What is required — Using the listing below, say how many lines have the string "folder" in them, giving the number alone.

******************************

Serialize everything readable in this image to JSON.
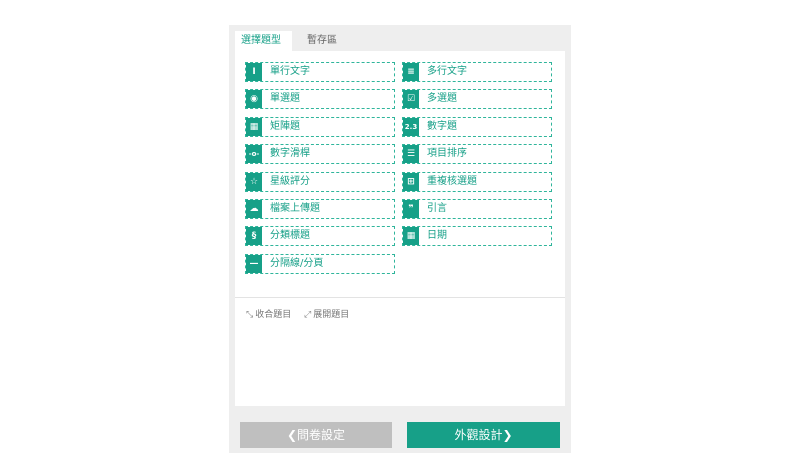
{
  "tabs": {
    "active": "選擇題型",
    "inactive": "暫存區"
  },
  "question_types": [
    {
      "label": "單行文字",
      "icon": "single-line-text-icon",
      "glyph": "I"
    },
    {
      "label": "多行文字",
      "icon": "multi-line-text-icon",
      "glyph": "≡"
    },
    {
      "label": "單選題",
      "icon": "radio-icon",
      "glyph": "◉"
    },
    {
      "label": "多選題",
      "icon": "checkbox-icon",
      "glyph": "☑"
    },
    {
      "label": "矩陣題",
      "icon": "matrix-icon",
      "glyph": "▦"
    },
    {
      "label": "數字題",
      "icon": "number-icon",
      "glyph": "2.3"
    },
    {
      "label": "數字滑桿",
      "icon": "slider-icon",
      "glyph": "-o-"
    },
    {
      "label": "項目排序",
      "icon": "sort-list-icon",
      "glyph": "☰"
    },
    {
      "label": "星級評分",
      "icon": "star-icon",
      "glyph": "☆"
    },
    {
      "label": "重複核選題",
      "icon": "repeat-check-icon",
      "glyph": "⊞"
    },
    {
      "label": "檔案上傳題",
      "icon": "cloud-upload-icon",
      "glyph": "☁"
    },
    {
      "label": "引言",
      "icon": "quote-icon",
      "glyph": "❞"
    },
    {
      "label": "分類標題",
      "icon": "section-icon",
      "glyph": "§"
    },
    {
      "label": "日期",
      "icon": "calendar-icon",
      "glyph": "▦"
    },
    {
      "label": "分隔線/分頁",
      "icon": "divider-icon",
      "glyph": "—"
    }
  ],
  "controls": {
    "collapse": "收合題目",
    "expand": "展開題目"
  },
  "buttons": {
    "prev": "問卷設定",
    "next": "外觀設計"
  },
  "colors": {
    "accent": "#17a088",
    "disabled": "#bfbfbf",
    "panel": "#eeeeee"
  }
}
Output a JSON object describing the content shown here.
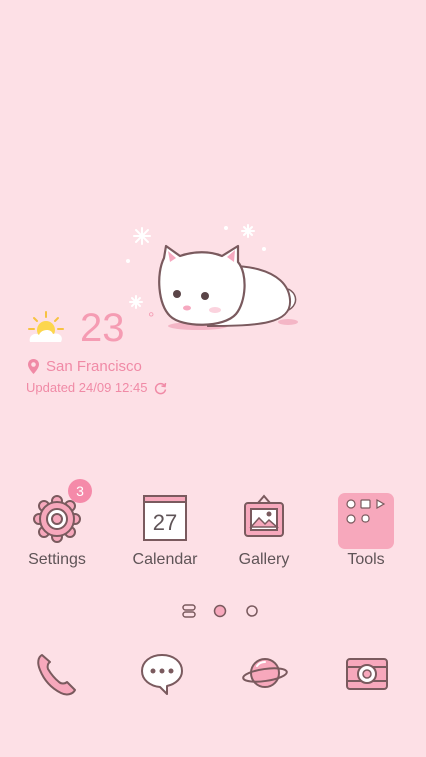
{
  "weather": {
    "icon": "sun-cloud-icon",
    "temperature": "23",
    "unit": "°",
    "city": "San Francisco",
    "updated": "Updated 24/09 12:45"
  },
  "apps": [
    {
      "label": "Settings",
      "icon": "gear-icon",
      "badge": "3"
    },
    {
      "label": "Calendar",
      "icon": "calendar-icon",
      "day": "27"
    },
    {
      "label": "Gallery",
      "icon": "picture-frame-icon"
    },
    {
      "label": "Tools",
      "icon": "tools-folder-icon"
    }
  ],
  "page_indicator": {
    "pages": 3,
    "current": 2
  },
  "dock": [
    {
      "icon": "phone-icon"
    },
    {
      "icon": "chat-icon"
    },
    {
      "icon": "planet-icon"
    },
    {
      "icon": "camera-icon"
    }
  ],
  "colors": {
    "background": "#fde0e6",
    "accent_pink": "#f59cb3",
    "icon_outline": "#7a5a5e",
    "label_text": "#5f5457"
  }
}
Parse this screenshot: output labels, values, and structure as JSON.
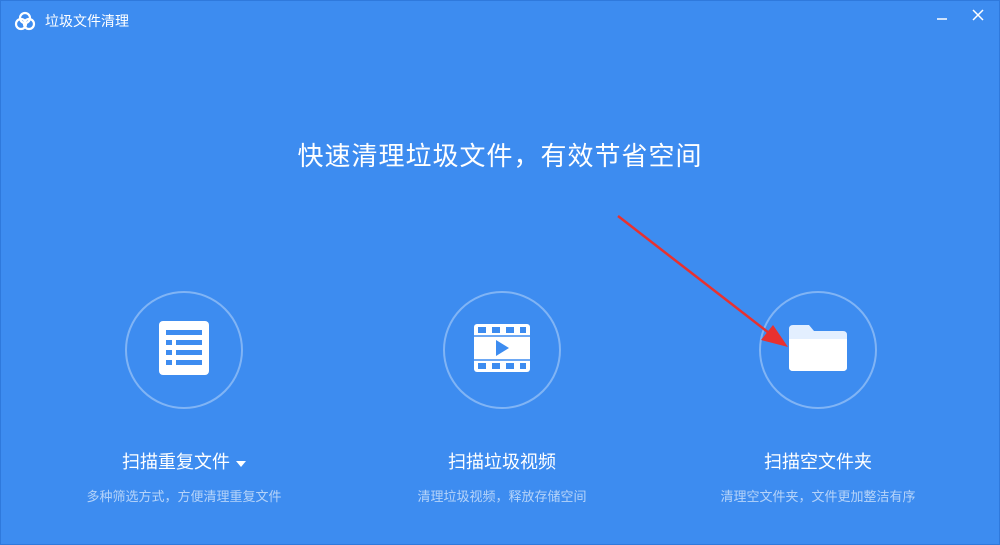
{
  "window": {
    "title": "垃圾文件清理",
    "app_icon": "cloud-icon",
    "minimize_icon": "minimize-icon",
    "close_icon": "close-icon"
  },
  "colors": {
    "background": "#3d8cf0",
    "annotation_arrow": "#e8312f"
  },
  "headline": "快速清理垃圾文件，有效节省空间",
  "features": [
    {
      "icon": "list-document-icon",
      "label": "扫描重复文件",
      "has_dropdown": true,
      "description": "多种筛选方式，方便清理重复文件"
    },
    {
      "icon": "video-film-icon",
      "label": "扫描垃圾视频",
      "has_dropdown": false,
      "description": "清理垃圾视频，释放存储空间"
    },
    {
      "icon": "folder-icon",
      "label": "扫描空文件夹",
      "has_dropdown": false,
      "description": "清理空文件夹，文件更加整洁有序"
    }
  ]
}
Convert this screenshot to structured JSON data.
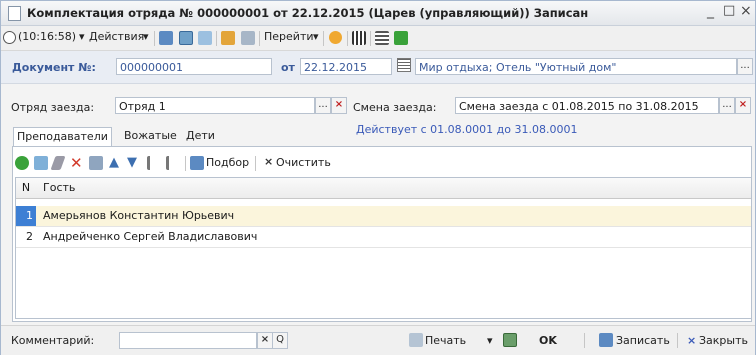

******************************

Exercise solution — 2